## The problem
Search the records for "View" and copy each line that holds it.

Segment Start: Data extracts

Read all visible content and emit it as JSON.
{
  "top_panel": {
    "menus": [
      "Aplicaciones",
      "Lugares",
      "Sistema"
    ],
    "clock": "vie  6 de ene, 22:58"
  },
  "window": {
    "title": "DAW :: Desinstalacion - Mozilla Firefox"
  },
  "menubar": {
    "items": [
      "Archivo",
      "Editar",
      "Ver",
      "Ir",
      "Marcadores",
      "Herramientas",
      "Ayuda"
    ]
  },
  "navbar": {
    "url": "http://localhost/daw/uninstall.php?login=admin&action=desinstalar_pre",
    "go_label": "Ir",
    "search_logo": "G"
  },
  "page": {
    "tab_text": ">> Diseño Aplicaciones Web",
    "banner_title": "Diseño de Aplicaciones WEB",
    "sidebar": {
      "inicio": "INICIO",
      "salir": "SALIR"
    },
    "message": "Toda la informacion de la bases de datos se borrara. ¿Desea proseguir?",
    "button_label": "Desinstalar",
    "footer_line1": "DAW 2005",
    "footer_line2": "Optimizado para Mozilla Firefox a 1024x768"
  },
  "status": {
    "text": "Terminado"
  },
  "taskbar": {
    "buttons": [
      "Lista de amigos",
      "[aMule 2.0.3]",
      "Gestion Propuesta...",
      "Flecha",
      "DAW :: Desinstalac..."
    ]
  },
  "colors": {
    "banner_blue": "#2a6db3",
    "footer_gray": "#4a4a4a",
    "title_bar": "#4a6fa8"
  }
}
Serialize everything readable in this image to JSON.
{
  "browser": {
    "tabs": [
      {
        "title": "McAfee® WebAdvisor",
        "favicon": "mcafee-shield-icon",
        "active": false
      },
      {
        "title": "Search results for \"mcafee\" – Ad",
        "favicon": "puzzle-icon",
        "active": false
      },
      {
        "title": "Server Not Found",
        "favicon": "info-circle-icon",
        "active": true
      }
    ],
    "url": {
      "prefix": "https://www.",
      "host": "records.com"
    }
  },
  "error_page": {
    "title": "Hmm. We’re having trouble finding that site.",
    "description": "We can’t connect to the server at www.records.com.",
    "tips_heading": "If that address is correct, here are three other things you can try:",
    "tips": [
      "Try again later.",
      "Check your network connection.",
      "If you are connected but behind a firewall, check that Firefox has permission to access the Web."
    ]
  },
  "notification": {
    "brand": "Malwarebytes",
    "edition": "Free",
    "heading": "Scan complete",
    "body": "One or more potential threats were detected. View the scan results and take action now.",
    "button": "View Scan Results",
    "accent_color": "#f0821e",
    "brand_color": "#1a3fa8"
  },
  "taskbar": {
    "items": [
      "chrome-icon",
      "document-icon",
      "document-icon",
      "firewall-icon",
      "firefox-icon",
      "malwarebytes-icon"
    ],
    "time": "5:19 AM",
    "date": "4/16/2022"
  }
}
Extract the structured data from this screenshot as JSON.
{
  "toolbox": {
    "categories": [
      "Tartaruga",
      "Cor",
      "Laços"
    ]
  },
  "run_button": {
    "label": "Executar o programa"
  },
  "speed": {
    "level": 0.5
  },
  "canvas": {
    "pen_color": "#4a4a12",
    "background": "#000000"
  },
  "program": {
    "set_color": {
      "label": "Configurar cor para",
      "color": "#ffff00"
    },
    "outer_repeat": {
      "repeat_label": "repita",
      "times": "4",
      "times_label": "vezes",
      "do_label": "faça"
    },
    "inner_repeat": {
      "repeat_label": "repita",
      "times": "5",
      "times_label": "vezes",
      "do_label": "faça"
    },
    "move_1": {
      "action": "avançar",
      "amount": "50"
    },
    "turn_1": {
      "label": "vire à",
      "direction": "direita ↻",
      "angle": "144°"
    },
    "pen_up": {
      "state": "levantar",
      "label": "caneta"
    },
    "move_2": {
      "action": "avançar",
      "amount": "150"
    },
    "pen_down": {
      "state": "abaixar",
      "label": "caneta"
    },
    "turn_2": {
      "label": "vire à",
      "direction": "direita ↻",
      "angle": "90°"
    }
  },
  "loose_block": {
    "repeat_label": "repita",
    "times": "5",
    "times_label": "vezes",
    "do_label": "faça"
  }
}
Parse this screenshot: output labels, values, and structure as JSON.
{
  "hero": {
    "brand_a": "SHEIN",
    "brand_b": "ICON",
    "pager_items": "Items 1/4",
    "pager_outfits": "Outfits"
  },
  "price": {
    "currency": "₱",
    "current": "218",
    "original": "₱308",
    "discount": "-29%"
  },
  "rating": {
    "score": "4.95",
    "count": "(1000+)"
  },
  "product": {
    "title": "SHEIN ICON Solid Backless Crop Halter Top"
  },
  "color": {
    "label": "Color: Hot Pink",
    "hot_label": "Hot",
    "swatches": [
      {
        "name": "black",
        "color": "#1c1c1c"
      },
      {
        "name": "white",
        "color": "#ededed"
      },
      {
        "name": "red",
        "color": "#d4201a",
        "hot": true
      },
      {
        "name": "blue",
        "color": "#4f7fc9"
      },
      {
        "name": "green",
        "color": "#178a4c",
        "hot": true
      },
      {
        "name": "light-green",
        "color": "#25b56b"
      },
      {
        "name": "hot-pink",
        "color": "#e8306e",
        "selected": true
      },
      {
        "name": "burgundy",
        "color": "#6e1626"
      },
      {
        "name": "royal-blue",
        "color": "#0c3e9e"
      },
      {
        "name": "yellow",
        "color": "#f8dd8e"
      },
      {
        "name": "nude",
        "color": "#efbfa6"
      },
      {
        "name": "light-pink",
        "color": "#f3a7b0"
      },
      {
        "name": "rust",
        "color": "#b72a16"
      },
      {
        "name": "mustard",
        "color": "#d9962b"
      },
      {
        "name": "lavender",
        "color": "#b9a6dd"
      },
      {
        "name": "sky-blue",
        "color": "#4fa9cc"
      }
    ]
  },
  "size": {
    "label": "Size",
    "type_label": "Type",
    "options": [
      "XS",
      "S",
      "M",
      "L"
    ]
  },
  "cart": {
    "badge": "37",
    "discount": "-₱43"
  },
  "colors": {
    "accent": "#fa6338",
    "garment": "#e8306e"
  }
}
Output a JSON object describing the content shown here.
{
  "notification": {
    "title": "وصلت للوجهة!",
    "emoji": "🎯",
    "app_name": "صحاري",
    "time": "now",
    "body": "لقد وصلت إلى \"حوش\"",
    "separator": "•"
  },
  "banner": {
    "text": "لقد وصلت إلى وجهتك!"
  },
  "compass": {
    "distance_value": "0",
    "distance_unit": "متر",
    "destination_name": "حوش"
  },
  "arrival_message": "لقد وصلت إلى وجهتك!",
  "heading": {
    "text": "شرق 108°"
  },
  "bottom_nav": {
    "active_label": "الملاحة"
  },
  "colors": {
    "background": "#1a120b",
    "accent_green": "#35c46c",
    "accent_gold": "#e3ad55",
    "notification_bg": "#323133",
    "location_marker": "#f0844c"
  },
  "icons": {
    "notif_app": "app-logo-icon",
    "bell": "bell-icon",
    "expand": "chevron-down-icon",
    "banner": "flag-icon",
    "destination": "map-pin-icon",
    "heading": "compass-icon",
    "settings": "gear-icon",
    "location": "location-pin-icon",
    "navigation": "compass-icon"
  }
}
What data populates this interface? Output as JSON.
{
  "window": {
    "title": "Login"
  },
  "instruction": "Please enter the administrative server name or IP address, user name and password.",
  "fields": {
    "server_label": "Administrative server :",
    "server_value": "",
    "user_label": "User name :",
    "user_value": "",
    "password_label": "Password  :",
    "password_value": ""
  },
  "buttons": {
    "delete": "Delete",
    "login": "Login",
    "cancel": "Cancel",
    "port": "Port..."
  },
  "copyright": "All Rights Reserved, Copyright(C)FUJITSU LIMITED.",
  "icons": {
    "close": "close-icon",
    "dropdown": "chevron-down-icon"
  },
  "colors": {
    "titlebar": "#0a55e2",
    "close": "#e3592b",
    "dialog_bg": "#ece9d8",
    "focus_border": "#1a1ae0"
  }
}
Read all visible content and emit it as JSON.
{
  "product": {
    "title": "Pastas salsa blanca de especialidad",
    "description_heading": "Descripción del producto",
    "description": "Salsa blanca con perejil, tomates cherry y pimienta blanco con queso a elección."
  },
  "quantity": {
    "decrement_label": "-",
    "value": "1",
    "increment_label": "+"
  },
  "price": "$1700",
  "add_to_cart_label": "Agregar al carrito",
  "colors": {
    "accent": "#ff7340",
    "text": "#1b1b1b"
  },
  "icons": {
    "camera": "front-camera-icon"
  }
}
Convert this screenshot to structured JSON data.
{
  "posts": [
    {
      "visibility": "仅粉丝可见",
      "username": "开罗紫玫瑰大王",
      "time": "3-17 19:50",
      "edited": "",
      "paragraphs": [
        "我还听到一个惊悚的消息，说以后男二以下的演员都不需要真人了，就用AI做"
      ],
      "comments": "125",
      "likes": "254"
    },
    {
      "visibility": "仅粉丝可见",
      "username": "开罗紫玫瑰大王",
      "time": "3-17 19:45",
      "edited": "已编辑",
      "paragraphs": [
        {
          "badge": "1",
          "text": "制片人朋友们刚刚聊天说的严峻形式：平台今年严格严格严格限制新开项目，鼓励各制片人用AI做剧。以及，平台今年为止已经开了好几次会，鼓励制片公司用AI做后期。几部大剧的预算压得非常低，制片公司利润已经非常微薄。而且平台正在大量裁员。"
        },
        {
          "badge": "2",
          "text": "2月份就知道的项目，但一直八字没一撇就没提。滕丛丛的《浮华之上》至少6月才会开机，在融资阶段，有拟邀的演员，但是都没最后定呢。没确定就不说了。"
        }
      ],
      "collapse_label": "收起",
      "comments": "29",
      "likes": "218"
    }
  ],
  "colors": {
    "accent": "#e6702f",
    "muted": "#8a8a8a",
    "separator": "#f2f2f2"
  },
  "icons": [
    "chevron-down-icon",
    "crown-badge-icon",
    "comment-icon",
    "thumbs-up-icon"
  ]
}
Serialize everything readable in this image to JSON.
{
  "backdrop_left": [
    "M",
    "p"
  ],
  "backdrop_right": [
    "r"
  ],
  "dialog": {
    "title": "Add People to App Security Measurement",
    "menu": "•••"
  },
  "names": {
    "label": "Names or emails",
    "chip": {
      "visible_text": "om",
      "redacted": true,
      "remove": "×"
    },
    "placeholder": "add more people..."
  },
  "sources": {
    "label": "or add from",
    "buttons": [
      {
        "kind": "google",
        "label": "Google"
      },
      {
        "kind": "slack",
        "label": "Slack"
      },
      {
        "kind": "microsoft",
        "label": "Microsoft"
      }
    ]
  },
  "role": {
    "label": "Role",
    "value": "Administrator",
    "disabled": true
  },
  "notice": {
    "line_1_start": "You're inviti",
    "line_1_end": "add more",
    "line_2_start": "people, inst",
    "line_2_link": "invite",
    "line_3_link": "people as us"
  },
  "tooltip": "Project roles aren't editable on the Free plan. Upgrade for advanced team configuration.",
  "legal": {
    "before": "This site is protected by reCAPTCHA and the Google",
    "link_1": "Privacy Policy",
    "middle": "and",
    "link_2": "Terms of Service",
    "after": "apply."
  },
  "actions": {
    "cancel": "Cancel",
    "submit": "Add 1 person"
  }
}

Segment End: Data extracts

## Response to the exercise
    "body": "One or more potential threats were detected. View the scan results and take action now.",
    "button": "View Scan Results",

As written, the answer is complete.